> [WHAT IS EXPECTED]
Nothing in the listing should be altered when it is copied, and no picture goes into the copy.

┌──

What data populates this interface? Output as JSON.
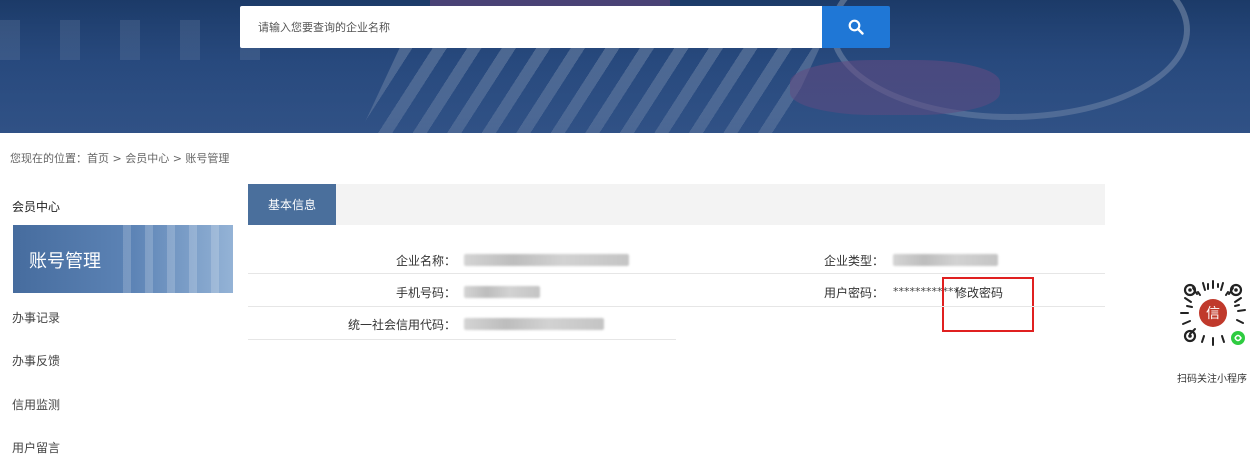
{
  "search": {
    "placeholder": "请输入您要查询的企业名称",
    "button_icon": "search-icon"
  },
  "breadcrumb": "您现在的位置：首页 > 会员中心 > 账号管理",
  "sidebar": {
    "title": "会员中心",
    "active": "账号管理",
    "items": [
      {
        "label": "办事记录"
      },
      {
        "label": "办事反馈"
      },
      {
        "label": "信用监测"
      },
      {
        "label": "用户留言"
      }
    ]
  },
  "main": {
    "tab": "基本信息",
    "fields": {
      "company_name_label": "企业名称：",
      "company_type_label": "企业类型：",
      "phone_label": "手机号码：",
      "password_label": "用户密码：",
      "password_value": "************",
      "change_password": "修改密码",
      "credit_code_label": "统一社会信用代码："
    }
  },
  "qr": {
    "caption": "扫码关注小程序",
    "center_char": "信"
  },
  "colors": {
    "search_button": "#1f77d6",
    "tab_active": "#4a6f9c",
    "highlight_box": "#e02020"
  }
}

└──

> [EXERCISE RESULT]
What data populates this interface? Output as JSON.
{
  "search": {
    "placeholder": "请输入您要查询的企业名称",
    "button_icon": "search-icon"
  },
  "breadcrumb": "您现在的位置：首页 > 会员中心 > 账号管理",
  "sidebar": {
    "title": "会员中心",
    "active": "账号管理",
    "items": [
      {
        "label": "办事记录"
      },
      {
        "label": "办事反馈"
      },
      {
        "label": "信用监测"
      },
      {
        "label": "用户留言"
      }
    ]
  },
  "main": {
    "tab": "基本信息",
    "fields": {
      "company_name_label": "企业名称：",
      "company_type_label": "企业类型：",
      "phone_label": "手机号码：",
      "password_label": "用户密码：",
      "password_value": "************",
      "change_password": "修改密码",
      "credit_code_label": "统一社会信用代码："
    }
  },
  "qr": {
    "caption": "扫码关注小程序",
    "center_char": "信"
  },
  "colors": {
    "search_button": "#1f77d6",
    "tab_active": "#4a6f9c",
    "highlight_box": "#e02020"
  }
}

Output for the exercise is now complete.